This is the likely phrase one will often hear in a few weeks, especially among equity investors and Japan’s political leadership. Of course, there are currently very few people in Japan who are very enthusiastic about holding the Olympics and virtually everyone would agree that it is a burden, but only the International Olympic Committee (IOC) can cancel an Olympics. So, unless Japan wanted to ruin the operational aspect somehow, it had no choice but to accept the IOC’s determination to proceed despite the risks. Of course, there are global financial obligations that drove the IOC’s decision, although from Japan’s perspective, the events have been a major financial loss.

Japan’s government must also feel responsibility to deliver on its promise to hold the events, and after many months of dithering, the US, and the whole G-7, fairly recently finally threw their support behind Japan’s major efforts to host a “safe and secure” Olympics for the global community. Indeed, the whole affair is happening mostly in a bubble, even within which, national teams are even being isolated from each other. Fortunately, the delta variant is not as deadly as other strains, although it certainly is adding a degree of uncertainty and for some, great reluctance, about the events. That said, outside the bubble surrounding the Olympics venues and lodging, Tokyo is operating at a reasonable degree of openness, with streets and restaurants getting fairly crowded again. Actually, outside of the Tokyo area “state of emergency”, life proceeds much more normally, especially as the vulnerable age groups are as fully vaccinated as possible.

Although no one should expect perfection, sceptics are criticizing many of the difficult decisions regarding the fine line of being too protective from the virus vs damaging the social and economic fabric of the country. However, given all the protections, the events will likely proceed well, and the G-7, and hopefully the United Nations, will fully commend Japan. What a relief this will be to Japan. Similarly, domestic and global investors will likely turn much more optimistic on Japanese stocks, especially as: 1) valuations are very low, 2) corporate earnings estimates continue to rise, 3) global demand will boost Japanese exports, 4) the chip shortage will fade and Japanese auto exports (and transplanted production) will boost profits in this important sector once again, 5) the tech-related sectors can continue surging, 6) environmental and other capex domestic spending and exports also can continue surging, 7) combined with the above, increased domestic personal consumption will also drive a GDP surge after August and 8) fears of a political leadership change will likely dissipate (and even if there was a change, it would not be too negative, as the LDP would remain firmly in charge), as Prime Minister Suga and the LDP will likely prevail in this autumn’s election.

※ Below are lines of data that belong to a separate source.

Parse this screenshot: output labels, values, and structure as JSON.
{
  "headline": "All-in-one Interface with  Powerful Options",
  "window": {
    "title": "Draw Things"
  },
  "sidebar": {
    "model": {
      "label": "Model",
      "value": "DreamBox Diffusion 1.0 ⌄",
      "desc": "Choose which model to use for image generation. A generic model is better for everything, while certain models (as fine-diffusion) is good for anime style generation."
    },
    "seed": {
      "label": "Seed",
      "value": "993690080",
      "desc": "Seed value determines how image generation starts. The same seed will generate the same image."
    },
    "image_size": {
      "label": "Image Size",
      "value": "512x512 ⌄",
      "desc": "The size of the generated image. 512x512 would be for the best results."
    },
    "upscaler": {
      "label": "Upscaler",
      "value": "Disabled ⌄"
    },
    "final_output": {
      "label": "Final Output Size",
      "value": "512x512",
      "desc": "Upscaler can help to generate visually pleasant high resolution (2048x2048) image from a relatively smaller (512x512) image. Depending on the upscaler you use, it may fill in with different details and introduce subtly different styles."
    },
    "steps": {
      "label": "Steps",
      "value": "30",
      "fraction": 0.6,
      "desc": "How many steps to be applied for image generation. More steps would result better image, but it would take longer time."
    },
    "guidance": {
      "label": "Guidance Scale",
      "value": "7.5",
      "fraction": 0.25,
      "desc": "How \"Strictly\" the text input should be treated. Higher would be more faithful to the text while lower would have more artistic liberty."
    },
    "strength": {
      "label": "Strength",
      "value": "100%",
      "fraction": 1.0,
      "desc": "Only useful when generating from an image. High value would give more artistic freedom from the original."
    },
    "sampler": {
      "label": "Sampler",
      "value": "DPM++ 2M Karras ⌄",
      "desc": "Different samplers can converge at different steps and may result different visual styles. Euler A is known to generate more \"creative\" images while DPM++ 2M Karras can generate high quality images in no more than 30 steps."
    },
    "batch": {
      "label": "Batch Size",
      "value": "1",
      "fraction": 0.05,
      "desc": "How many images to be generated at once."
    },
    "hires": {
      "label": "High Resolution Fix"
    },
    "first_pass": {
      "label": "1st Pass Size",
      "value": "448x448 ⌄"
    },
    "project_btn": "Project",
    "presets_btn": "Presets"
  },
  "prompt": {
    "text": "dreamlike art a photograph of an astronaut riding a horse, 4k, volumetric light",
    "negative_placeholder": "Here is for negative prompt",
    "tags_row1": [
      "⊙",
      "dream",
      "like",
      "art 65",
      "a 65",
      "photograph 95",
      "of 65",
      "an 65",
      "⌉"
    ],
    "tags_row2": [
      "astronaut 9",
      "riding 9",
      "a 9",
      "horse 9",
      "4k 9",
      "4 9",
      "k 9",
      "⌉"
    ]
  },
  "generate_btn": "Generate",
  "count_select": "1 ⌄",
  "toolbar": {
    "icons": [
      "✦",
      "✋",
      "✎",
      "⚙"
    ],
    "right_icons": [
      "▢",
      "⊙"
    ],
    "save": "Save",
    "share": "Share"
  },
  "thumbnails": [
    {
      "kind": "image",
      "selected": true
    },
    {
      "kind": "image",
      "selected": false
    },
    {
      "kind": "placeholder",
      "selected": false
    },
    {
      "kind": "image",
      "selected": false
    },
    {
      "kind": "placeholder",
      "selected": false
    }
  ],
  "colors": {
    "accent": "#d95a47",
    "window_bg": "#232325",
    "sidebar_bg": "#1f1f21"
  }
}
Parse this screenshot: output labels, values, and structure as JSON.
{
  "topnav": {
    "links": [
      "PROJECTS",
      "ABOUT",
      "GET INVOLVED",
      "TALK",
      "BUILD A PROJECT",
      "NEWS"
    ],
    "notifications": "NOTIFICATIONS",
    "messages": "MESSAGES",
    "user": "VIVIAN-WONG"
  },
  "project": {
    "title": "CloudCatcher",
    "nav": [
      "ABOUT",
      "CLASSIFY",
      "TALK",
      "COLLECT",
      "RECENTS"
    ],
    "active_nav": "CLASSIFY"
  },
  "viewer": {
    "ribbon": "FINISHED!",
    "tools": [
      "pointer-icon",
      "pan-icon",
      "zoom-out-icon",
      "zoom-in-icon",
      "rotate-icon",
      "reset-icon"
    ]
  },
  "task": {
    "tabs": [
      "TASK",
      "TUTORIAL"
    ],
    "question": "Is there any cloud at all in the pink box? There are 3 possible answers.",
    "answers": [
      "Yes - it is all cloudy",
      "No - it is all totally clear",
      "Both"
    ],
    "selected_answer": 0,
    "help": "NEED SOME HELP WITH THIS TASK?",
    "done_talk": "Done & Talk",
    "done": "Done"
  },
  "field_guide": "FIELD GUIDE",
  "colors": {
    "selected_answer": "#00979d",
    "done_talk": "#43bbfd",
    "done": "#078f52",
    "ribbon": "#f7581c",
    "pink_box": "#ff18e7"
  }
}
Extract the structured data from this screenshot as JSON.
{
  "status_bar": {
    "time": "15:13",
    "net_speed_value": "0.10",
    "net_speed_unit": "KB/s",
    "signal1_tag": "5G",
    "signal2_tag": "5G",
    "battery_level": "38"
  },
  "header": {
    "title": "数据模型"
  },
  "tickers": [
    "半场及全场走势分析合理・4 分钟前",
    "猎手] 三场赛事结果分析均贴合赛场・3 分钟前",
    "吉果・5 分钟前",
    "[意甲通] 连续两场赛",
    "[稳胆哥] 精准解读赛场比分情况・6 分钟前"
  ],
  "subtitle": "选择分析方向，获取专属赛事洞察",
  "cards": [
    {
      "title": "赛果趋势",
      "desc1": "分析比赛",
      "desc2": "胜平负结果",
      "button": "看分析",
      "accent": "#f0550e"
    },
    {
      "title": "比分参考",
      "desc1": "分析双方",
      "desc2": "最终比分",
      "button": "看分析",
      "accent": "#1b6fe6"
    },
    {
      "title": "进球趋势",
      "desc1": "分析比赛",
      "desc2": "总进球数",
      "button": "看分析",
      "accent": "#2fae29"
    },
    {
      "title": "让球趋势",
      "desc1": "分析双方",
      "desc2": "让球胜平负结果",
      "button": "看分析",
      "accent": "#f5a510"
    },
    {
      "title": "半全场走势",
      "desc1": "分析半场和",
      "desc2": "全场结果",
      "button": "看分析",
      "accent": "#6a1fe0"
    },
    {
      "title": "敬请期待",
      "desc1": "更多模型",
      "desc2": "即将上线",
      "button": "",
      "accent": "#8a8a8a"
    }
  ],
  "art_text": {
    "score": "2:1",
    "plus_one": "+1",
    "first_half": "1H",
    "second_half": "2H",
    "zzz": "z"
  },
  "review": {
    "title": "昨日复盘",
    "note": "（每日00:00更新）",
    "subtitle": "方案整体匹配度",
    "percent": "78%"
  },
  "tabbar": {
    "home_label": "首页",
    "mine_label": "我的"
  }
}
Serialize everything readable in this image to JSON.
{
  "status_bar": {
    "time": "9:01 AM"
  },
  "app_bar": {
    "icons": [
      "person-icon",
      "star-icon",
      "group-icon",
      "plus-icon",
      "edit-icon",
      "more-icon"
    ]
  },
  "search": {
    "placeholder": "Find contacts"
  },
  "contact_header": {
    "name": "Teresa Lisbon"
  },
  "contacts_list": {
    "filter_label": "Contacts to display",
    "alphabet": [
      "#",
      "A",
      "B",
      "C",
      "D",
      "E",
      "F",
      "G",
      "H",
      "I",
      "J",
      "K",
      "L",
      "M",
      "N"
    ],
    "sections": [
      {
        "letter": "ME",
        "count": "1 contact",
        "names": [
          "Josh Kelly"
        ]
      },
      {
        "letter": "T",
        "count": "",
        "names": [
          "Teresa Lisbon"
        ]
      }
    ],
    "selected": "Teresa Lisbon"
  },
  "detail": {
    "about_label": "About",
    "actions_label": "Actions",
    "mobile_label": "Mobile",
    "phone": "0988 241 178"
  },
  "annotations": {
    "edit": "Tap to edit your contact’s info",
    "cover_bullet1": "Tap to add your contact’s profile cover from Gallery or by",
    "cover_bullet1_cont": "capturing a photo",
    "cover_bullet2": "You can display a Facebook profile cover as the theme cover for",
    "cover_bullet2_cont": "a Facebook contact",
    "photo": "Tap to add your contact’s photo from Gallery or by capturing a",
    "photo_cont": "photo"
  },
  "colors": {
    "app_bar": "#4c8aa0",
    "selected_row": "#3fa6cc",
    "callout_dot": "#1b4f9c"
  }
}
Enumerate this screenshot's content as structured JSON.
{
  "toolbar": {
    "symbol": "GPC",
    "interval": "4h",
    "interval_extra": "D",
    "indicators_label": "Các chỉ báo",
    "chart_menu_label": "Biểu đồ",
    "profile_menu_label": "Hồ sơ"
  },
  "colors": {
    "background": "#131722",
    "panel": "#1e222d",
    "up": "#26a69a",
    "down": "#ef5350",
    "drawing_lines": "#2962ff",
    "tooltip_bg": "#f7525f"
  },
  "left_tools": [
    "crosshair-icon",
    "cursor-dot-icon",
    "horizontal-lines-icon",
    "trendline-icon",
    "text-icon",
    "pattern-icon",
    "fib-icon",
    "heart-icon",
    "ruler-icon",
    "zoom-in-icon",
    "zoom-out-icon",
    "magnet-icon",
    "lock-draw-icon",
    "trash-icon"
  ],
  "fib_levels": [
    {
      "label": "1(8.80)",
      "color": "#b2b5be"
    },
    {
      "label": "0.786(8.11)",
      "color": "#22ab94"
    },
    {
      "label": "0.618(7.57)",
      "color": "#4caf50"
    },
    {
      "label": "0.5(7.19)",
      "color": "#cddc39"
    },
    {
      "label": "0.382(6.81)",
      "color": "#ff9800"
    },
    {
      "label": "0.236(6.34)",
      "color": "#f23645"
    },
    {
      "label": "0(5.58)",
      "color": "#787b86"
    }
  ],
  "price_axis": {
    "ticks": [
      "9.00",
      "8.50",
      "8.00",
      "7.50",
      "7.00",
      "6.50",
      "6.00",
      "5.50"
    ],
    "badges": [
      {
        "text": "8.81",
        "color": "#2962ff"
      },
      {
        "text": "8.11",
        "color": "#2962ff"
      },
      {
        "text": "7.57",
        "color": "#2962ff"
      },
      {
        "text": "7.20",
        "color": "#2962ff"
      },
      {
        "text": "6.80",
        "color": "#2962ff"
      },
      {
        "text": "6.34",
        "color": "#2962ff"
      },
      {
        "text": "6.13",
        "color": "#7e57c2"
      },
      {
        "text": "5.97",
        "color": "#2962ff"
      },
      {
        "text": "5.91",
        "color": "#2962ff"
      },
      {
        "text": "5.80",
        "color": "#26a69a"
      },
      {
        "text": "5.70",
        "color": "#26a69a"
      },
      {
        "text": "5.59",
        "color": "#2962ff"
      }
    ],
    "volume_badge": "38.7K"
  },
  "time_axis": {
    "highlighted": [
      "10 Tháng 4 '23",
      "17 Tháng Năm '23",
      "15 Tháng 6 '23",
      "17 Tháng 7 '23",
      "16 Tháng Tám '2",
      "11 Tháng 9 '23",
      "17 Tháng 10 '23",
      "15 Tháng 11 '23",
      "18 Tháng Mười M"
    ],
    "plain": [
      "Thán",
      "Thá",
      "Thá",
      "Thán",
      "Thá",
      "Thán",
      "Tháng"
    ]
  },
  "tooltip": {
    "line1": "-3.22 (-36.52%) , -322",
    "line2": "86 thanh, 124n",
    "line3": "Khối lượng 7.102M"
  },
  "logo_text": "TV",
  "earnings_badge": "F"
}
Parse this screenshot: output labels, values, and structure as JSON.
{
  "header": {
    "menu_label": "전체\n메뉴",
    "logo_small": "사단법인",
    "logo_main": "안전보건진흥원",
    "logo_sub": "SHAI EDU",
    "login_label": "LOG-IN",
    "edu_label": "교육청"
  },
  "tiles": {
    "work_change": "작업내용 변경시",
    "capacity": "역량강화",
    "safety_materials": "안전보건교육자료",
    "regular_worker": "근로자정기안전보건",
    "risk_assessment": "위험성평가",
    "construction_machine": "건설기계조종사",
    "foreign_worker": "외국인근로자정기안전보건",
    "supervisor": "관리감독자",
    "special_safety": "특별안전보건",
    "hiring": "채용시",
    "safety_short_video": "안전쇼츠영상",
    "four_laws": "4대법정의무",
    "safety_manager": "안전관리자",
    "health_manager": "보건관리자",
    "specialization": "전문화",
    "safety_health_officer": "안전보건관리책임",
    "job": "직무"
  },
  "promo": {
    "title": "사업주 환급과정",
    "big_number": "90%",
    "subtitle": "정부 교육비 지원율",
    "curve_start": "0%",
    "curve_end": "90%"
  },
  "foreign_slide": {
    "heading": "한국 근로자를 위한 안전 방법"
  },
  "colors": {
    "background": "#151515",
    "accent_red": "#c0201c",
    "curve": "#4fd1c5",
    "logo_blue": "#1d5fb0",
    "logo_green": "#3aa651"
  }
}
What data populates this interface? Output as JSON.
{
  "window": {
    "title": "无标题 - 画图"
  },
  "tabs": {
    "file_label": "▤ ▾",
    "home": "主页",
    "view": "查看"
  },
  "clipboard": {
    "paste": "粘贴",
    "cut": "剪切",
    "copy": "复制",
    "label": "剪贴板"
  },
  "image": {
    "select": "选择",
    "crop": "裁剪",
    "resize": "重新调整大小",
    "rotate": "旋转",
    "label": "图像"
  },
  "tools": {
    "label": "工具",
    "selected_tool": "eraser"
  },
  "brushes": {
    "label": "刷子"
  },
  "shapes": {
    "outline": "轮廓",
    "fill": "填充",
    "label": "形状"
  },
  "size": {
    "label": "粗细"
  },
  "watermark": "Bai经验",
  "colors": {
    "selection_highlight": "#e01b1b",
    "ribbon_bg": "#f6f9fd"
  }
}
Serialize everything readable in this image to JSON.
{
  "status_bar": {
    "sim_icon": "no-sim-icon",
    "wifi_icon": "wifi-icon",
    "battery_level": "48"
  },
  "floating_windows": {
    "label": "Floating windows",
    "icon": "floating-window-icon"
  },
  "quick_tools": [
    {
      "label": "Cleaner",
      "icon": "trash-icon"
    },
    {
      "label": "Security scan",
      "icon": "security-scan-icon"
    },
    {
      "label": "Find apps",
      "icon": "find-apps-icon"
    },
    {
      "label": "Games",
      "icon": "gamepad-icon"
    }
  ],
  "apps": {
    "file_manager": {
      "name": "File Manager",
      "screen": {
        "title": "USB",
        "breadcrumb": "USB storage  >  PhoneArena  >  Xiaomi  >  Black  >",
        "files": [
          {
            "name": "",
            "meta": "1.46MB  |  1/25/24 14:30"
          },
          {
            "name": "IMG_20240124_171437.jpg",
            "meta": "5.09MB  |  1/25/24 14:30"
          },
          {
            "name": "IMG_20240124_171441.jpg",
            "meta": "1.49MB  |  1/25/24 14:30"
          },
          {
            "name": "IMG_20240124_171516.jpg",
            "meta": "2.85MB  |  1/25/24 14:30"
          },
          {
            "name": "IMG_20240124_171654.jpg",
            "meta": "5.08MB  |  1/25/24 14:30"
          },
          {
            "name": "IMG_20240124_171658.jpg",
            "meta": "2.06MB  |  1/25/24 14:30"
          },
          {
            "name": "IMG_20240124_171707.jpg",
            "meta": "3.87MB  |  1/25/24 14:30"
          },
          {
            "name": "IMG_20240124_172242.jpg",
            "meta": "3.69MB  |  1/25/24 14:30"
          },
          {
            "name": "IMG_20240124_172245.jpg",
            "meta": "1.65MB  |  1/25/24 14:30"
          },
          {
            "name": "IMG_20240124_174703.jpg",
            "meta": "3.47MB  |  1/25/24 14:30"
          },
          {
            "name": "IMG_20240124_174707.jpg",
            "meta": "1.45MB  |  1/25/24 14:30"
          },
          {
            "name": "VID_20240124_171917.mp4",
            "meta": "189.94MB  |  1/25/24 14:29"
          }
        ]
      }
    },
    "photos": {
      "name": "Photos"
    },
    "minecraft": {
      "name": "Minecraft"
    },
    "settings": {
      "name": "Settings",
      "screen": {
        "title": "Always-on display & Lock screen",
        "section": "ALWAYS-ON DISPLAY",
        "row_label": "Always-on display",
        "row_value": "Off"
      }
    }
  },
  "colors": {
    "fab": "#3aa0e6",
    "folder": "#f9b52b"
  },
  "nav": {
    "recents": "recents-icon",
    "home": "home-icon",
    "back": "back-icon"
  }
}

Although having all these cylinders firing at once should be very powerful, one can certainly imagine investors will create some new reasons to worry about Japan, as they always seem wont to do, but hopefully they will avoid the hackneyed ones by reading our previous piece “Dispelling Negative Notions“ and know that they are likely missing out on a major rebound from Japan’s oversold position.

In sum, one wonders what country could have done a better job in hosting this Olympics. It’s hard to underestimate the uproar and various crises that would have developed in other countries. In any regard, let’s hope the world benefits from this cooperative event and countries can learn to compete fairly, refrain from bullying, and operate not only from their own perspectives. Many are likely sceptical of this occurring, but even if only a marginal improvement from today’s hostile climate, such would be a positive development, as the world is sitting on the edge of several seriously dangerous ledges in the Middle East and China-related matters.